My grandfather was an upstanding man in our community. Everyone knew him and liked him. He knew how to stretch a dollar and make touch decisions as the leader of the family, but he had a real soft side that only a few of us saw. I would describe him as a pillar. Strong. Unwavering. Kind, generous and practical.
The best financial lesson I ever received was from him right after Bruce and I got married. I was a young 19, and had lived with my grandparent s for 3 years following my mom’s death. I visited them one day about a year after the wedding, and my grandfather surprised us with a washer & dryer for the tiny foreclosure we bought. However, he sat me down at the table on the back porch and took out his wallet. He opened it (never taking anything out of it) and said, This is the last time we will help you. You are married now, and it’s up to Bruce and you to handle your finances. Then, he literally, physically, shut his wallet and put it in his back pocket.
Wow! How’s that for an object lesson? There was absolutely no ambiguity of where he stood, and it was the best thing he could have done for us. From that day forward, 22 years later, we have been completely on our own financially, making good decisions and accepting the consequences for the bad. I learned in about 30 seconds that my life was my responsibility. It is one of my life’s greatest learned lessons.
Our society truly undervalues the older generation. However, they are an untapped resource of knowledge and strength from which to draw. During my mother-in-law’s recent battle with cancer, she told me one day while we sat together, I’m not ready to go yet. I have so much to still teach you guys. Like how to use newspaper for lining the insides of your shoes when they wear out.

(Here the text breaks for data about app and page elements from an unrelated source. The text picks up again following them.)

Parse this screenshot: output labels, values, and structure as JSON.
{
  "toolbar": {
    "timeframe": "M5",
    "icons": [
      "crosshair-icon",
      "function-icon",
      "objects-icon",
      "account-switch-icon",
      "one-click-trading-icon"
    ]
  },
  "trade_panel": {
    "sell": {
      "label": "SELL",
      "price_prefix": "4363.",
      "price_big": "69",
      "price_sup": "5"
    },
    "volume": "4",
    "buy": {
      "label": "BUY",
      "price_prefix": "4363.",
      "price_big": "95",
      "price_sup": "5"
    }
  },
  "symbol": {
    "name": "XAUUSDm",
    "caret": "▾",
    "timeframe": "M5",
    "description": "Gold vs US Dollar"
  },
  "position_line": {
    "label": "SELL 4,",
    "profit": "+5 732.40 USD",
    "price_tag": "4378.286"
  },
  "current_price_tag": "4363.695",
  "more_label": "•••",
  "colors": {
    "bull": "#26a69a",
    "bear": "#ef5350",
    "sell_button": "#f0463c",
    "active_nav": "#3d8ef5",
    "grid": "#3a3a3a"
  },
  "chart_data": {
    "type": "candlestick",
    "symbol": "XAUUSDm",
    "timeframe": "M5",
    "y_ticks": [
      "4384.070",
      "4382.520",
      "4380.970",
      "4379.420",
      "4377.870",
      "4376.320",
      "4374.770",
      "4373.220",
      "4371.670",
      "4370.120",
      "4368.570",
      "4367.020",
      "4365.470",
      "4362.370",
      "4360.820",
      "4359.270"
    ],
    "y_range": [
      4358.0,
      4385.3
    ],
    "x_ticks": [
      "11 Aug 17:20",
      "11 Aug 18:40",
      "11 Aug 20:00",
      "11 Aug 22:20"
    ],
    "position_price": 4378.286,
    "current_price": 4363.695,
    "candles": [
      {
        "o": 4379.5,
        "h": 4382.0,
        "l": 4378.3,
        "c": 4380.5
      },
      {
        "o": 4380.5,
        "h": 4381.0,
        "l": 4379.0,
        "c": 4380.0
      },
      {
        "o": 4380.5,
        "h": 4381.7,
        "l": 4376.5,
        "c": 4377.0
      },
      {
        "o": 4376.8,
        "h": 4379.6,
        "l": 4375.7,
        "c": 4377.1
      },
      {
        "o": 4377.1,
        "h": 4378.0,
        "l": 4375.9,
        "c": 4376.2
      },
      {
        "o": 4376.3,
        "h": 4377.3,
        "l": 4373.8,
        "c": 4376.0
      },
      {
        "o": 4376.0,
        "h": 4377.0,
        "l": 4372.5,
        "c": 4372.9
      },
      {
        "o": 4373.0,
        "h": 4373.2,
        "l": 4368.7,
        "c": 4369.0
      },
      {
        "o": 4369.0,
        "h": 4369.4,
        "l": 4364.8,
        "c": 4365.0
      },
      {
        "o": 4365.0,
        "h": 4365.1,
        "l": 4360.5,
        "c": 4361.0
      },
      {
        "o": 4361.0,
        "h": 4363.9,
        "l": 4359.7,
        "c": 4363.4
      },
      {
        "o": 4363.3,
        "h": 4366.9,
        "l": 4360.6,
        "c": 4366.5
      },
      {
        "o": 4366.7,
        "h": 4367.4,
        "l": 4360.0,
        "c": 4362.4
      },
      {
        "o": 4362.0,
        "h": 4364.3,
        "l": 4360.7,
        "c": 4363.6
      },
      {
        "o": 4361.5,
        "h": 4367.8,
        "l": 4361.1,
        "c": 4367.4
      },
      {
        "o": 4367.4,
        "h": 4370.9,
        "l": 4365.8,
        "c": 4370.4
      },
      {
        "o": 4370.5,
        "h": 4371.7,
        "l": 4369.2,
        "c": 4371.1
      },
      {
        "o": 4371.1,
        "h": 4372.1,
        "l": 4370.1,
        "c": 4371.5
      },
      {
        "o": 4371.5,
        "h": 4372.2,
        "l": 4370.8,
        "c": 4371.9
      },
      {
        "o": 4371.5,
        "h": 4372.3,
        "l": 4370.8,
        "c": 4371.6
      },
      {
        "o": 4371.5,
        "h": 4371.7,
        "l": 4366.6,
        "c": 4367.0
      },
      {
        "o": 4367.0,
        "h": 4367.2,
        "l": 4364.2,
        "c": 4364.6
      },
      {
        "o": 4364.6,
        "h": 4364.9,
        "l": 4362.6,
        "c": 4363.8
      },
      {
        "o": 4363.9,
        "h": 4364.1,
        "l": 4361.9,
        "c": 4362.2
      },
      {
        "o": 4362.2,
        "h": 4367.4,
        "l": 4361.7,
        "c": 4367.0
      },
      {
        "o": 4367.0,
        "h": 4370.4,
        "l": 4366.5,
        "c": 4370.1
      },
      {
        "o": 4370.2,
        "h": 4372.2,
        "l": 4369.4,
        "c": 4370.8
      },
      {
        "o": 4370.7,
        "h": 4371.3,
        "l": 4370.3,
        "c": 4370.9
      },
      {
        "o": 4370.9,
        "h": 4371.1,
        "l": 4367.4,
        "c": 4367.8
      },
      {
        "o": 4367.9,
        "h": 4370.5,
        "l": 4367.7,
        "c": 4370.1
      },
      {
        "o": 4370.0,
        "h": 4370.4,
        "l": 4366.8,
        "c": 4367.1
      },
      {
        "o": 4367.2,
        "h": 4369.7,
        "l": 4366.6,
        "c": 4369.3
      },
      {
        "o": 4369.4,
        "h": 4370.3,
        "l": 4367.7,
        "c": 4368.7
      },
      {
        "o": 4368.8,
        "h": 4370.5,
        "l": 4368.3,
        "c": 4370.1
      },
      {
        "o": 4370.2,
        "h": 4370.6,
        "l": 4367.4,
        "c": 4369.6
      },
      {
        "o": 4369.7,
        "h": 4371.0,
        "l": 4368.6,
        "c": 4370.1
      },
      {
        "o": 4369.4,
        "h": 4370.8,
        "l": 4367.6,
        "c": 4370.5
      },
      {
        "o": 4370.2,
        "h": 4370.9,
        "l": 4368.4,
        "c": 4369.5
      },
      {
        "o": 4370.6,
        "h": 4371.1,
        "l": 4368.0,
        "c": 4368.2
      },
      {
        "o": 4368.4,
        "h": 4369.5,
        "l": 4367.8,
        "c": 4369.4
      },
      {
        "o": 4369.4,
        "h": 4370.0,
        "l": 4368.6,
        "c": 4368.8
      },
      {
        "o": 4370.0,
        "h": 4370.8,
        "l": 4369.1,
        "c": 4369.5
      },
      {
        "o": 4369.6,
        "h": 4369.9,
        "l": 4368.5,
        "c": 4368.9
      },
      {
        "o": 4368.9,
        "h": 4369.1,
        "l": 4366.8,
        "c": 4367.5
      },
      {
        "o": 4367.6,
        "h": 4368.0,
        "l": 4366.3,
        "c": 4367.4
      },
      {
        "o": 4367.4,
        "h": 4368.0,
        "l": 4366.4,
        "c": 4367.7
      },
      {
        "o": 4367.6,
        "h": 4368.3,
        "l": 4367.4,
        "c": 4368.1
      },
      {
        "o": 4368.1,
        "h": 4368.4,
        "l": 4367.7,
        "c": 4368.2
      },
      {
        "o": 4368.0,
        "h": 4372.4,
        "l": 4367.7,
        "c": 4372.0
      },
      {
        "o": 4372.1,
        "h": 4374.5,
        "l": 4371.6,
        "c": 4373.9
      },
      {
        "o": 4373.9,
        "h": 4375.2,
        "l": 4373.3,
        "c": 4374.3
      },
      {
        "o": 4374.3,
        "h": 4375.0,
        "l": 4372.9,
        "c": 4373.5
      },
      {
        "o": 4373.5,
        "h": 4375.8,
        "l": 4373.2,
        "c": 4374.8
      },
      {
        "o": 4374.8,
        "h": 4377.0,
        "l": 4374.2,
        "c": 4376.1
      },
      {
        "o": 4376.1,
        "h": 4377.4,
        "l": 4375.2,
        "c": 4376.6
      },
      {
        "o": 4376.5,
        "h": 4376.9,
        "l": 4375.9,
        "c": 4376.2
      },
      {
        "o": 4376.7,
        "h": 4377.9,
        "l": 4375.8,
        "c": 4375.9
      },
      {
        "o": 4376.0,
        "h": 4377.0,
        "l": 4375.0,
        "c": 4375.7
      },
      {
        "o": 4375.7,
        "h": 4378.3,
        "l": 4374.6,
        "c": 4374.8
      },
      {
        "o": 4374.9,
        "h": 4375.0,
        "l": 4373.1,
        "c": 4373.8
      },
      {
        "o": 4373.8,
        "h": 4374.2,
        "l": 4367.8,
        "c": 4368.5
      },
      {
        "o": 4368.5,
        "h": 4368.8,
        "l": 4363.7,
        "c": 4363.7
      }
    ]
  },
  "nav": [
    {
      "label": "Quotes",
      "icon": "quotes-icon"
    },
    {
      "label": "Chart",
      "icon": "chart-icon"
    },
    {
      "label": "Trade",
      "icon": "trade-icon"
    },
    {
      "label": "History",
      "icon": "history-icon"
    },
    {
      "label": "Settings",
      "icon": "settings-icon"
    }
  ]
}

That conversation stuck with me. We have thousands and millions of people right at our fingertips who know what it is like to live through rationing; to work as a community for the good of the whole; to give us advice on self-sacrifice (something my current generation and the one after me doesn’t know) and leadership. We need people to tell us how to live within a budget, how to work hard – even if it is for the benefit of someone else, and that less truly is more. We need to be told the beauty of appreciating simple moments and be admonished on just how short life really is – something those ahead of us have much to offer to the conversation.
The way things are in the world right now, we should be having lots of conversations with those who know how to survive and thrive in the face of unpredictable hardship.
On thing I love is that we worship at church with the elderly. We have Widow Sunday periodically where the widows are given a white rose to wear, and everyone who sees them gives them a hug. This is respect that is biblical and esteemed by God. I love to watch the older generation at church. Sometimes I glance around and watch them sing, with their eyes closed, hymns like It Is Well and Amazing Grace because there are decades of history in their voices. Decades upon decades of living in God’s faithfulness – and in theirs to Him. I study their faces and think of the hard times they’ve survived, loved ones they lost, and health crises they’ve faced – yet here they are, every week, worshiping God. I think to myself, Teach me. Show me. Guide me. They are an example I want to follow. One I want my children to follow. Inter-generational worship, be it in church service or spending time with those of the older generation, is extremely important for everyone’s benefit.
My heart was so touched when my oldest teen told me that he saw our special widow friend at church and went up to her and gave her a hug and chatted – all on his own. They were both blessed. We live in such a “me” generation, and the one coming behind is even more so. We as parents must teach our children the value of all people – not just those who are in the same season of life as us.
Studies show that communities where the elderly are honored, respected and highly regarded have a considerably longer life expectancy. Interesting. The fact is, we will all be there one day, hopefully, and it will be our turn to share advice, stories, and life lessons. Will anyone listen to us?